====== Records for this task
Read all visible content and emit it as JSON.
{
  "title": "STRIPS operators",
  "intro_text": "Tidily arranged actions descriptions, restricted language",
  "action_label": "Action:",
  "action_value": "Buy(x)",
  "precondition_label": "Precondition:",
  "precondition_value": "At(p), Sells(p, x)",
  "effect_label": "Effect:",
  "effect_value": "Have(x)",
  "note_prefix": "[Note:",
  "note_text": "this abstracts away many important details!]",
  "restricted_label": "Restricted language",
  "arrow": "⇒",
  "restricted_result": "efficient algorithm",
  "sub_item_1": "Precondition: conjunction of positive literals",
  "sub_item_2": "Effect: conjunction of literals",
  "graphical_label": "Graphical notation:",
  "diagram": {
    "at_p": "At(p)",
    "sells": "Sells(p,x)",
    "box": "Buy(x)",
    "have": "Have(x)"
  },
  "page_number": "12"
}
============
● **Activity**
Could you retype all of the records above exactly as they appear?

● **Reply to the exercise**
Read all visible content and emit it as JSON.
{
  "title": "STRIPS operators",
  "intro_text": "Tidily arranged actions descriptions, restricted language",
  "action_label": "Action:",
  "action_value": "Buy(x)",
  "precondition_label": "Precondition:",
  "precondition_value": "At(p), Sells(p, x)",
  "effect_label": "Effect:",
  "effect_value": "Have(x)",
  "note_prefix": "[Note:",
  "note_text": "this abstracts away many important details!]",
  "restricted_label": "Restricted language",
  "arrow": "⇒",
  "restricted_result": "efficient algorithm",
  "sub_item_1": "Precondition: conjunction of positive literals",
  "sub_item_2": "Effect: conjunction of literals",
  "graphical_label": "Graphical notation:",
  "diagram": {
    "at_p": "At(p)",
    "sells": "Sells(p,x)",
    "box": "Buy(x)",
    "have": "Have(x)"
  },
  "page_number": "12"
}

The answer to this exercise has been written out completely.